Similarly Brandon Schubert, who is a Pisces, recoils at the web-ordained ‘romantic design scheme, with elements that invoke the spiritual. . . fluffy cushions, soft throws and mood lighting to help them enter their world of fantasy,’ before admitting that the bit that says ‘Pisceans will be big fans of scented candles and incense’ does fit, mentioning “there’s some Japanese incense that I’m very passionate about.”  Victoria Gray of Olivine Design is also a Pisces, and found a different web page, which does describe her style, “I love natural textiles and finishes, cosy calm colours, and my bedrooms tend to be warm, calm rooms,” she says. But then, says Brandon, “if you look for just about anything hard enough, you’ll find it.”  He’s got a point, for who doesn’t like scented candles?  And who hasn’t, even accidentally, acquired a collection of something? 

So perhaps it’s less these specific details that we should be looking into, but instead “the qualities of each star sign,” suggests Henriette, who is a Leo.  Bridie’s house is definitely indicative of that major Libran trait: the quest for balance.  “I have areas of stuff, and areas of nothing,” she explains – and balance is something I strive for, too, albeit slightly differently (there are no areas of nothing. I like the look of the New York Review of Books office because none of the desks are tidy so there’s symmetry of sorts. Bridie, on the hand, is horrified by it.)  Then, Francis Sultana is an Aquarius, a sign that tends to be “pretty unique in how they see the world and often quite spontaneous and rebellious which I think I can see in both my interiors and furniture.”  Certainly, he has created a look that is entirely his own.  And Emma Burns, referring back to Aries, points out that the decisiveness of those born under this constellation is an ideal attribute for a decorator (proving her point, the great David Hicks was also an Aries.) 
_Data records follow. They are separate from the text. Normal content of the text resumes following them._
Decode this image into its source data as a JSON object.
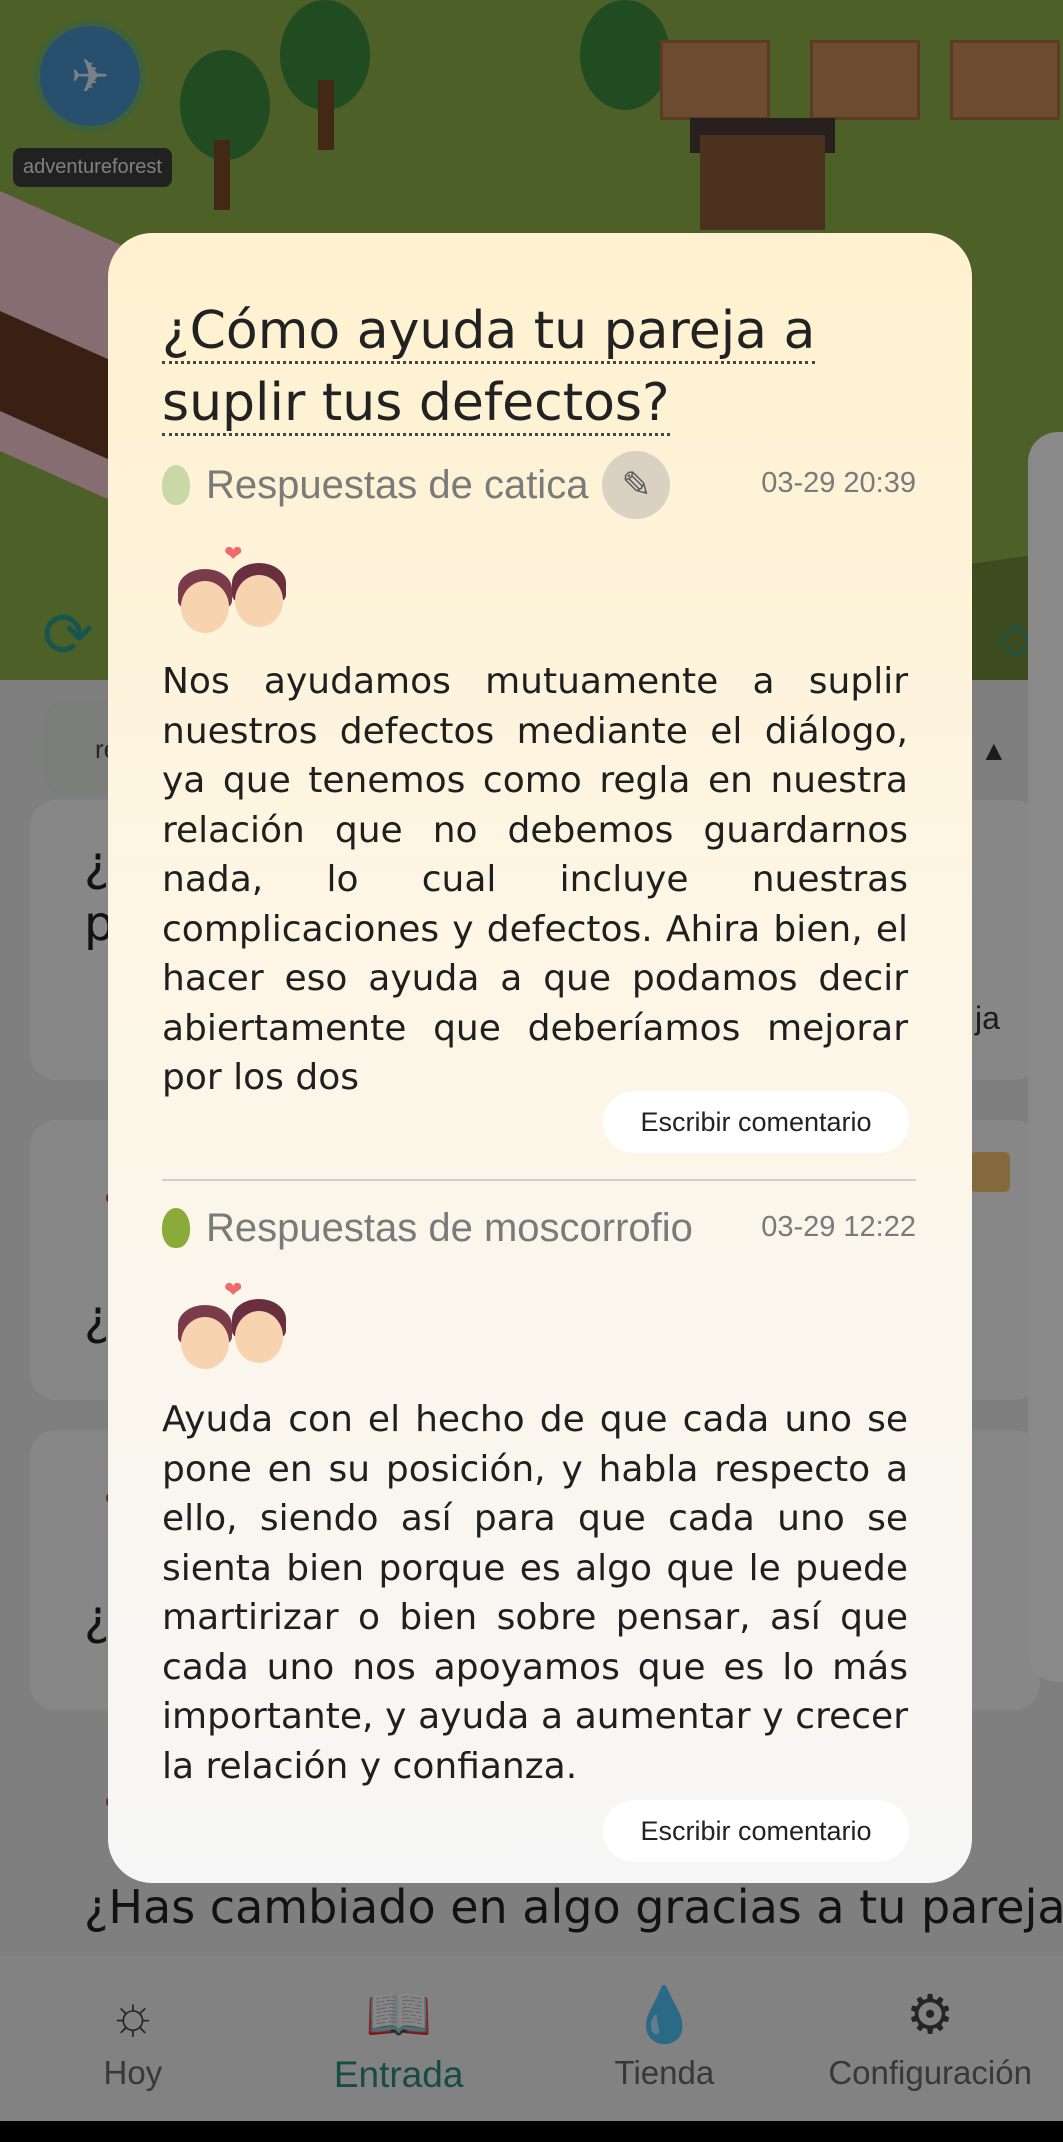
{
  "game": {
    "forest_name": "adventureforest"
  },
  "background": {
    "filter_pill_text": "re",
    "partial_text_ja": "ja",
    "questions": [
      "¿C",
      "p",
      "¿A",
      "¿C"
    ],
    "last_question": "¿Has cambiado en algo gracias a tu pareja?"
  },
  "modal": {
    "question": "¿Cómo ayuda tu pareja a suplir tus defectos?",
    "answers": [
      {
        "label": "Respuestas de catica",
        "time": "03-29 20:39",
        "text": "Nos ayudamos mutuamente a suplir nuestros defectos mediante el diálogo, ya que tenemos como regla en nuestra relación que no debemos guardarnos nada, lo cual incluye nuestras complicaciones y defectos. Ahira bien, el hacer eso ayuda a que podamos decir abiertamente que deberíamos mejorar por los dos",
        "comment_label": "Escribir comentario",
        "icon": "sprout-icon",
        "icon_color": "#c9d9a6"
      },
      {
        "label": "Respuestas de moscorrofio",
        "time": "03-29 12:22",
        "text": "Ayuda con el hecho de que cada uno se pone en su posición, y habla respecto a ello, siendo así para que cada uno se sienta bien porque es algo que le puede martirizar o bien sobre pensar, así que  cada uno nos apoyamos que es lo más importante, y ayuda a aumentar y crecer la relación y confianza.",
        "comment_label": "Escribir comentario",
        "icon": "tree-icon",
        "icon_color": "#8aaa3a"
      }
    ]
  },
  "nav": {
    "items": [
      {
        "label": "Hoy",
        "icon": "sun-icon"
      },
      {
        "label": "Entrada",
        "icon": "book-icon"
      },
      {
        "label": "Tienda",
        "icon": "drop-icon"
      },
      {
        "label": "Configuración",
        "icon": "gear-icon"
      }
    ],
    "active_index": 1,
    "accent_color": "#2a8a7a"
  }
}
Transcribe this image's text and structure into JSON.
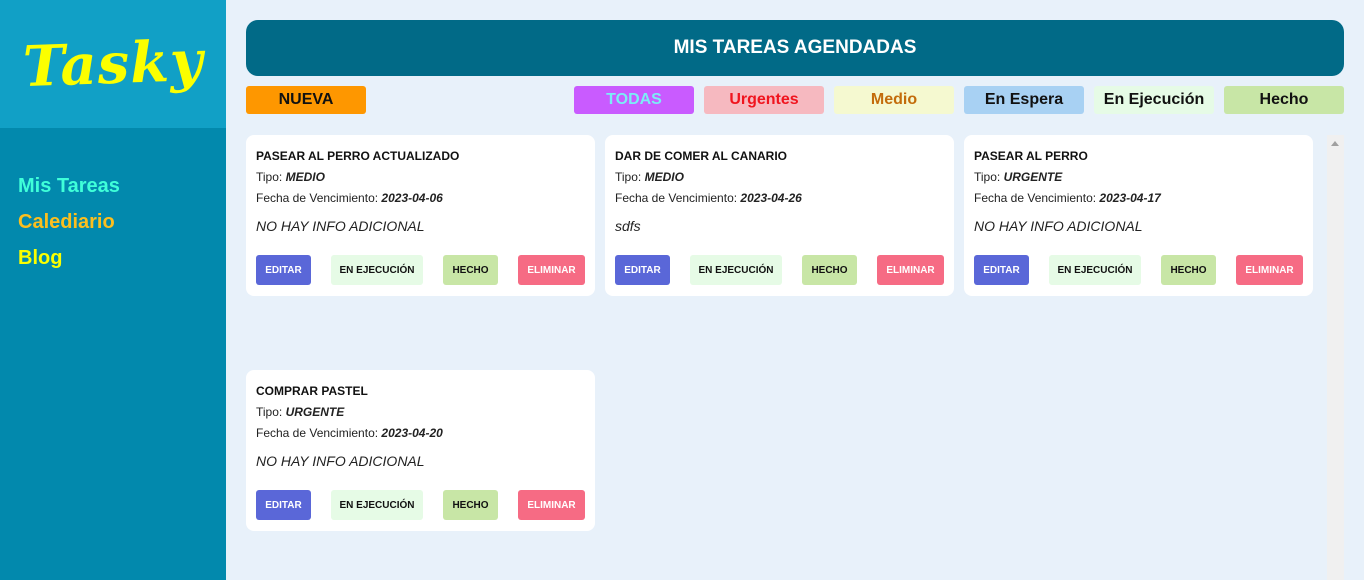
{
  "sidebar": {
    "logo": "Tasky",
    "nav": [
      {
        "label": "Mis Tareas",
        "color": "#3fffd9"
      },
      {
        "label": "Calediario",
        "color": "#fcbf1e"
      },
      {
        "label": "Blog",
        "color": "#fbff00"
      }
    ]
  },
  "header": {
    "title": "MIS TAREAS AGENDADAS"
  },
  "toolbar": {
    "new_label": "NUEVA",
    "filters": [
      {
        "label": "TODAS",
        "bg": "#c95bff",
        "color": "#7cecf6"
      },
      {
        "label": "Urgentes",
        "bg": "#f6b9c0",
        "color": "#f0141e"
      },
      {
        "label": "Medio",
        "bg": "#f5f9d0",
        "color": "#c36c0b"
      },
      {
        "label": "En Espera",
        "bg": "#a8d1f3",
        "color": "#111111"
      },
      {
        "label": "En Ejecución",
        "bg": "#e6fbe6",
        "color": "#111111"
      },
      {
        "label": "Hecho",
        "bg": "#c8e6a6",
        "color": "#111111"
      }
    ]
  },
  "labels": {
    "tipo": "Tipo:",
    "fecha": "Fecha de Vencimiento:",
    "editar": "EDITAR",
    "ejecucion": "EN EJECUCIÓN",
    "hecho": "HECHO",
    "eliminar": "ELIMINAR"
  },
  "tasks": [
    {
      "title": "PASEAR AL PERRO ACTUALIZADO",
      "tipo": "MEDIO",
      "fecha": "2023-04-06",
      "info": "NO HAY INFO ADICIONAL"
    },
    {
      "title": "DAR DE COMER AL CANARIO",
      "tipo": "MEDIO",
      "fecha": "2023-04-26",
      "info": "sdfs"
    },
    {
      "title": "PASEAR AL PERRO",
      "tipo": "URGENTE",
      "fecha": "2023-04-17",
      "info": "NO HAY INFO ADICIONAL"
    },
    {
      "title": "COMPRAR PASTEL",
      "tipo": "URGENTE",
      "fecha": "2023-04-20",
      "info": "NO HAY INFO ADICIONAL"
    }
  ]
}
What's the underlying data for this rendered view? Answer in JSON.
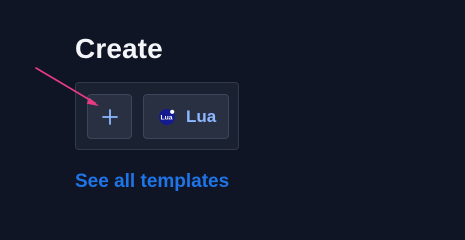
{
  "header": {
    "title": "Create"
  },
  "templates": {
    "items": [
      {
        "icon": "plus-icon",
        "label": ""
      },
      {
        "icon": "lua-logo-icon",
        "label": "Lua",
        "logo_text": "Lua"
      }
    ]
  },
  "footer": {
    "see_all_label": "See all templates"
  },
  "colors": {
    "background": "#0f1524",
    "panel": "#1a2130",
    "tile": "#283042",
    "accent": "#1f75e8",
    "tile_text": "#8db8ff",
    "annotation_arrow": "#e73b84"
  }
}
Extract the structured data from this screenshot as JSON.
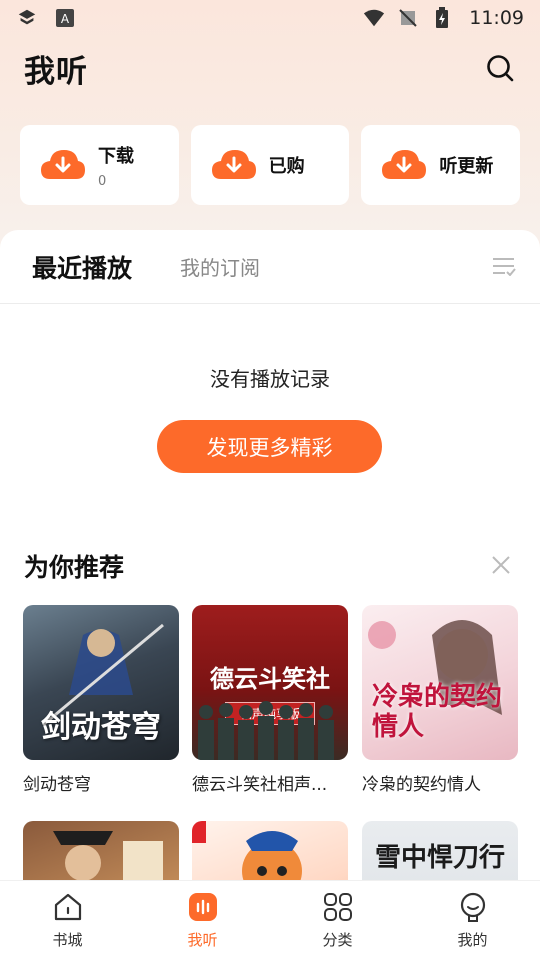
{
  "status": {
    "time": "11:09"
  },
  "header": {
    "title": "我听"
  },
  "quick": [
    {
      "label": "下载",
      "count": "0"
    },
    {
      "label": "已购",
      "count": ""
    },
    {
      "label": "听更新",
      "count": ""
    }
  ],
  "tabs": {
    "recent": "最近播放",
    "subscribed": "我的订阅"
  },
  "empty": {
    "message": "没有播放记录",
    "discover_label": "发现更多精彩"
  },
  "recommend": {
    "title": "为你推荐",
    "items": [
      {
        "name": "剑动苍穹",
        "cover_text": "剑动苍穹"
      },
      {
        "name": "德云斗笑社相声...",
        "cover_text": "德云斗笑社",
        "cover_sub": "相声纯享版"
      },
      {
        "name": "冷枭的契约情人",
        "cover_text": "冷枭的契约情人"
      },
      {
        "name": "",
        "cover_text": ""
      },
      {
        "name": "",
        "cover_text": ""
      },
      {
        "name": "",
        "cover_text": "雪中悍刀行"
      }
    ]
  },
  "nav": [
    {
      "label": "书城",
      "icon": "home-icon"
    },
    {
      "label": "我听",
      "icon": "listen-icon"
    },
    {
      "label": "分类",
      "icon": "category-icon"
    },
    {
      "label": "我的",
      "icon": "profile-icon"
    }
  ],
  "colors": {
    "accent": "#fd6a2a"
  }
}
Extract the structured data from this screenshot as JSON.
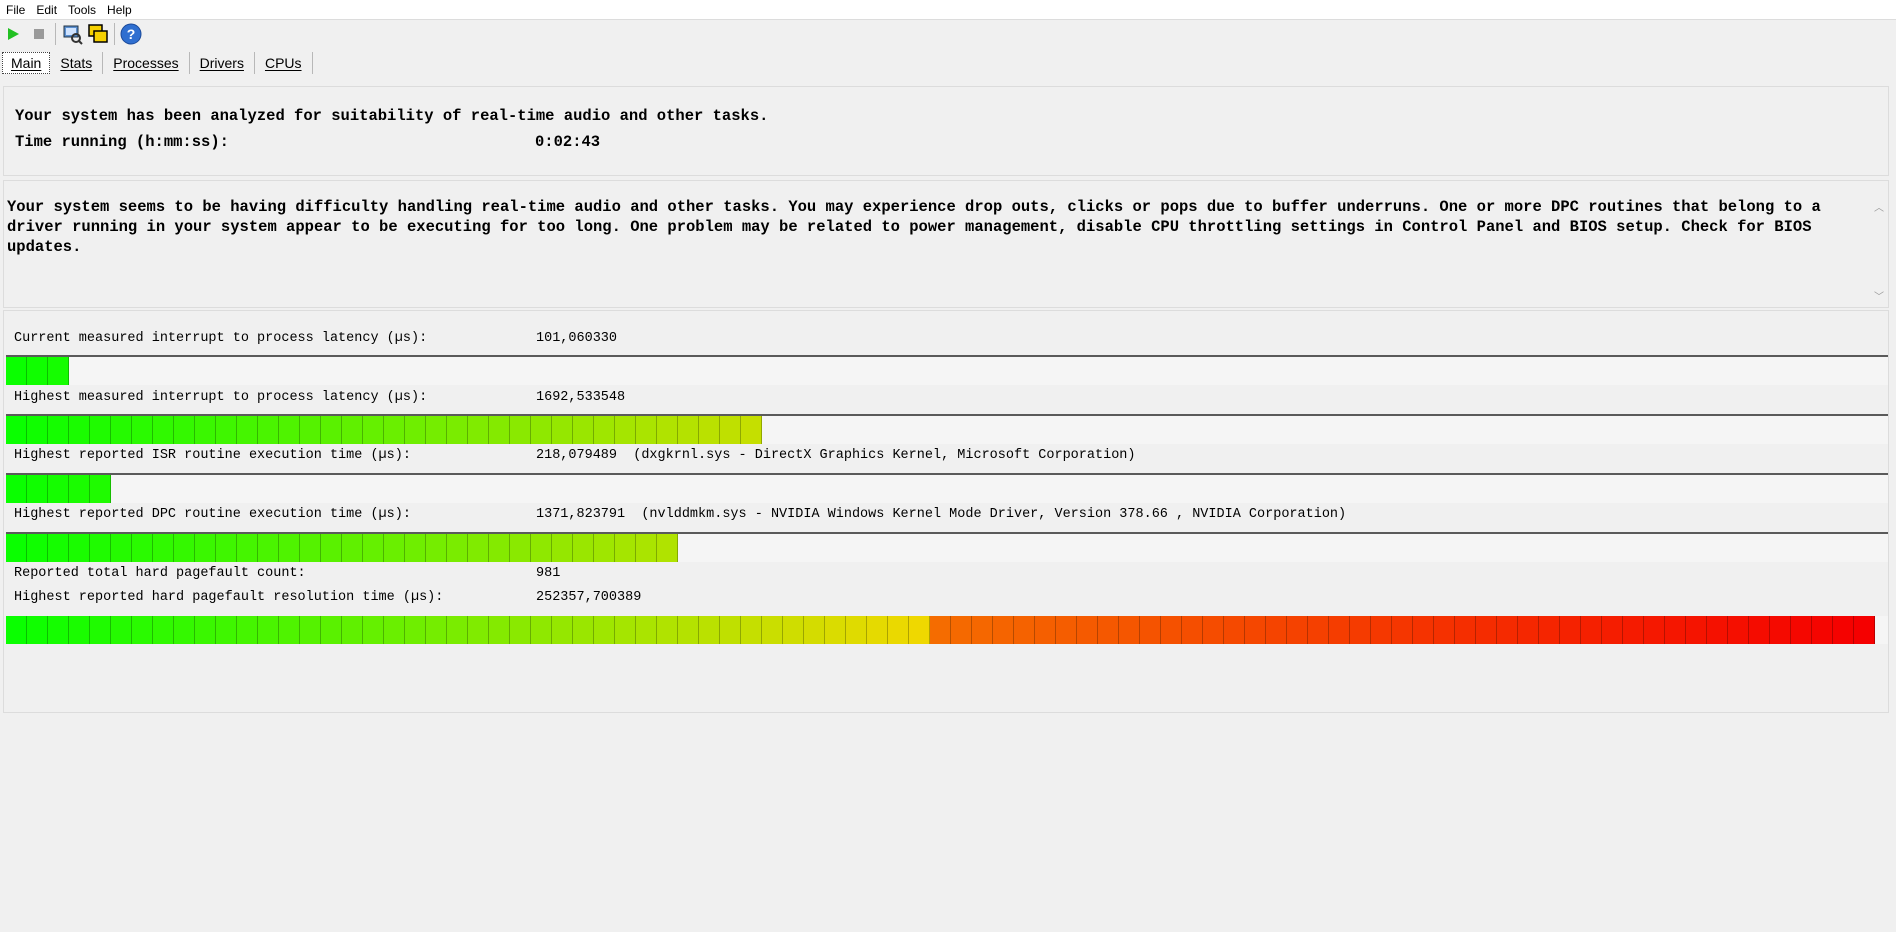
{
  "menu": [
    "File",
    "Edit",
    "Tools",
    "Help"
  ],
  "toolbar": [
    "play-icon",
    "stop-icon",
    "analyze-icon",
    "windows-icon",
    "help-icon"
  ],
  "tabs": [
    "Main",
    "Stats",
    "Processes",
    "Drivers",
    "CPUs"
  ],
  "summary": {
    "analyzed": "Your system has been analyzed for suitability of real-time audio and other tasks.",
    "time_label": "Time running (h:mm:ss):",
    "time_value": "0:02:43"
  },
  "description": "Your system seems to be having difficulty handling real-time audio and other tasks. You may experience drop outs, clicks or pops due to buffer underruns. One or more DPC routines that belong to a driver running in your system appear to be executing for too long. One problem may be related to power management, disable CPU throttling settings in Control Panel and BIOS setup. Check for BIOS updates.",
  "metrics": [
    {
      "label": "Current measured interrupt to process latency (µs):",
      "value": "101,060330",
      "level": 0.033
    },
    {
      "label": "Highest measured interrupt to process latency (µs):",
      "value": "1692,533548",
      "level": 0.4
    },
    {
      "label": "Highest reported ISR routine execution time (µs):",
      "value": "218,079489  (dxgkrnl.sys - DirectX Graphics Kernel, Microsoft Corporation)",
      "level": 0.058
    },
    {
      "label": "Highest reported DPC routine execution time (µs):",
      "value": "1371,823791  (nvlddmkm.sys - NVIDIA Windows Kernel Mode Driver, Version 378.66 , NVIDIA Corporation)",
      "level": 0.36
    }
  ],
  "pagefault": {
    "count_label": "Reported total hard pagefault count:",
    "count_value": "981",
    "time_label": "Highest reported hard pagefault resolution time (µs):",
    "time_value": "252357,700389",
    "level": 1.0
  }
}
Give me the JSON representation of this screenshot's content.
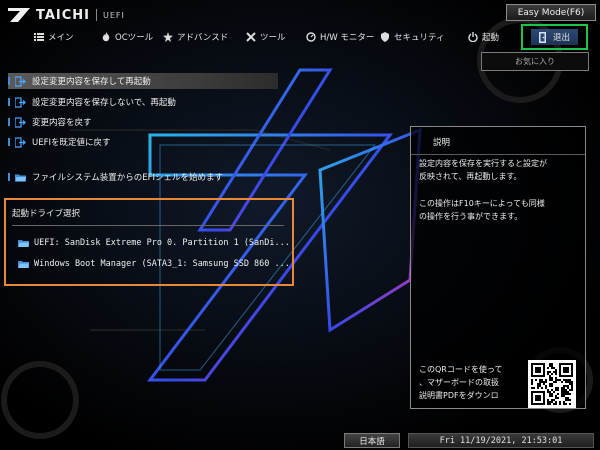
{
  "brand": {
    "name": "TAICHI",
    "sub": "UEFI"
  },
  "easy_mode_label": "Easy Mode(F6)",
  "nav": {
    "main": "メイン",
    "oc": "OCツール",
    "advanced": "アドバンスド",
    "tool": "ツール",
    "hw": "H/W モニター",
    "security": "セキュリティ",
    "boot": "起動",
    "exit": "退出"
  },
  "favorites_label": "お気に入り",
  "menu": {
    "items": [
      {
        "label": "設定変更内容を保存して再起動",
        "icon": "exit-arrow-icon"
      },
      {
        "label": "設定変更内容を保存しないで、再起動",
        "icon": "exit-arrow-icon"
      },
      {
        "label": "変更内容を戻す",
        "icon": "exit-arrow-icon"
      },
      {
        "label": "UEFIを既定値に戻す",
        "icon": "exit-arrow-icon"
      }
    ],
    "efi_shell": {
      "label": "ファイルシステム装置からのEFIシェルを始めます",
      "icon": "folder-icon"
    }
  },
  "boot_override": {
    "title": "起動ドライブ選択",
    "items": [
      {
        "label": "UEFI: SanDisk Extreme Pro 0. Partition 1 (SanDi...",
        "icon": "folder-icon"
      },
      {
        "label": "Windows Boot Manager (SATA3_1: Samsung SSD 860 ...",
        "icon": "folder-icon"
      }
    ]
  },
  "help": {
    "title": "説明",
    "text1": "設定内容を保存を実行すると設定が\n反映されて、再起動します。",
    "text2": "この操作はF10キーによっても同様\nの操作を行う事ができます。",
    "qr_text": "このQRコードを使って\n、マザーボードの取扱\n説明書PDFをダウンロ"
  },
  "status": {
    "language": "日本語",
    "datetime": "Fri 11/19/2021, 21:53:01"
  },
  "colors": {
    "accent_blue": "#3f8fd8",
    "exit_highlight": "#1fc44a",
    "boot_box_border": "#e8893a",
    "selection": "#5a5a5a"
  }
}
A London house by Capricorn Lucy Hammond Giles

Michael Sinclair

Both Lucy Hammond-Giles of Sibyl Colefax & John Fowler and Olivia Outred are Capricorns, “overachievers, persistent, practical, and sensitive,” recites Olivia – making them “good at methodical things.”  Essentially, Capricorns have the characteristics “integral to creating an exceptional home.  We’re also blessed with pessimism, and that’s quite a good one too – asking ‘what could go wrong with this room or wall finish?’ is very useful in catching problems before they arise.  We’re born trouble shooters!”  Fascinatingly, there’s also a strong roll call of Sagittarian interior designers, from the contemporary – Ben Pentreath – to historicMadeleine CastaingElsie de Wolfe, Dorothy Draper and Billy Baldwin.  They’re said to have a predisposition to expansiveness, adventure and an inbuilt belief that anything is possible – more idiosyncrasies that seem to suit this business, and it’s associated artistry.  Edward Bulmer is a Taurus, “sociable but stubborn; I believe this underpins my seeking perfection on design projects and also not wanting fossil fuels in all their guises to spell the end of humanity!” And Lulu Lytle of Soane is Cancer; “we’re certainly home lovers,” she says.  She’s joined under that constellation by Alidad, the late Syrie Maugham, and Alexandra Tolstoy, who re-emphasises Lulu’s statement: “wherever I’ve lived, from my childhood bedroom to a Krushchev-era flat in Tashkent to our rental home in Battersea, I’ve obsessively made it a home, and a cocooning one.”  

It would seem that really might be a relationship between our stars and our style, after all – and there can be useful takeaways.  Alice Leigh explains that she consciously shakes up her “typical Virgo acute attention to detail . . . because I believe that a proper home should be a bit rough around the edges so I throw in some curve balls to rough it up a bit and lessen the matchy matchy.”   Then, knowing somebody’s star sign might help with present-buying (Pisceans are currently in the spotlight.) Although, says Tess Newall (another Leo), who has done a course called ‘Astrology for Artists’, “it’s actually all about the rising sign, which is determined by the exact time of your birth.”  Conceivably, there’s further investigation to do.  I’ll be at my New York Review of Books-resembling desk, behind towering piles of zodiacal charts.